Crested Puzzle Vessels.

From the late 19th Century to around 1920, a huge range of "crested" souvenir porcelain was produced. The base material was plain white to which was added the Coat of Arms of the town in which it was to be sold.

Thousands of different objects were made and they became , and have still remained, highly collectable.

Some collectors pick on one type of object such as the Kensington Jug above and try to collect examples from every town in the UK.

Other collectors choose a town and try to collect every object that has that town's Arms.

At the Puzzle Museum we collect different types of puzzle and so far have found over 40 different shapes.

The commonest shape is that shown above, followed by the Tankard below.

Amongst our favourites are those marked "Patent 2006" This 1909 patent was mostly used by Czechoslovakian manufacturer Gemma for a series of nearly 20 shapes of ingenious little puzzle vessels, which incorporated two puzzles:
1) How to fill without spilling anything.
2) How to either pour out, or to drink, again without spilling any liquid.

These are the largest (65 x 100mm) and the smallest (34mm) examples of patent 2006 that we have found. Both have the arms of LONDON. Others are shown in the photo below.

Note: The use of "Crested" is really incorrect as it is usually the full civic Coat of Arms that appears on the objects.
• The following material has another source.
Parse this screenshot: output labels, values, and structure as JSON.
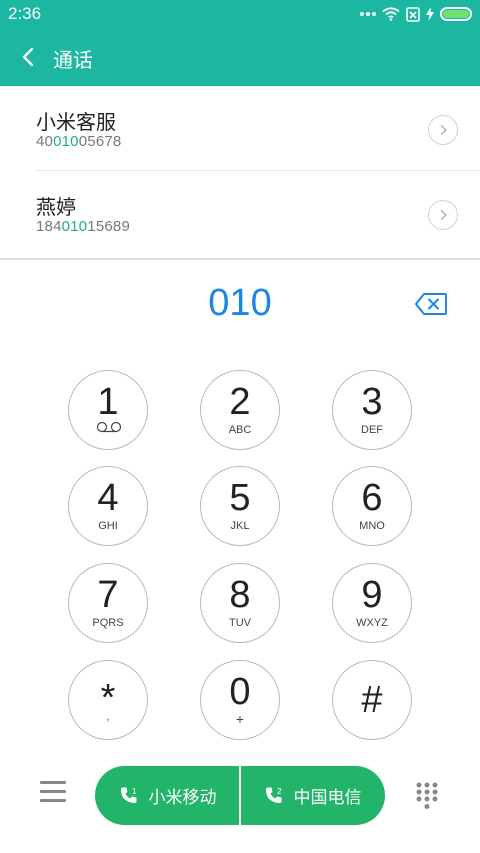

This consists The ARMS shown on the shield, the CREST on a wreath at the top, and the MOTTO below.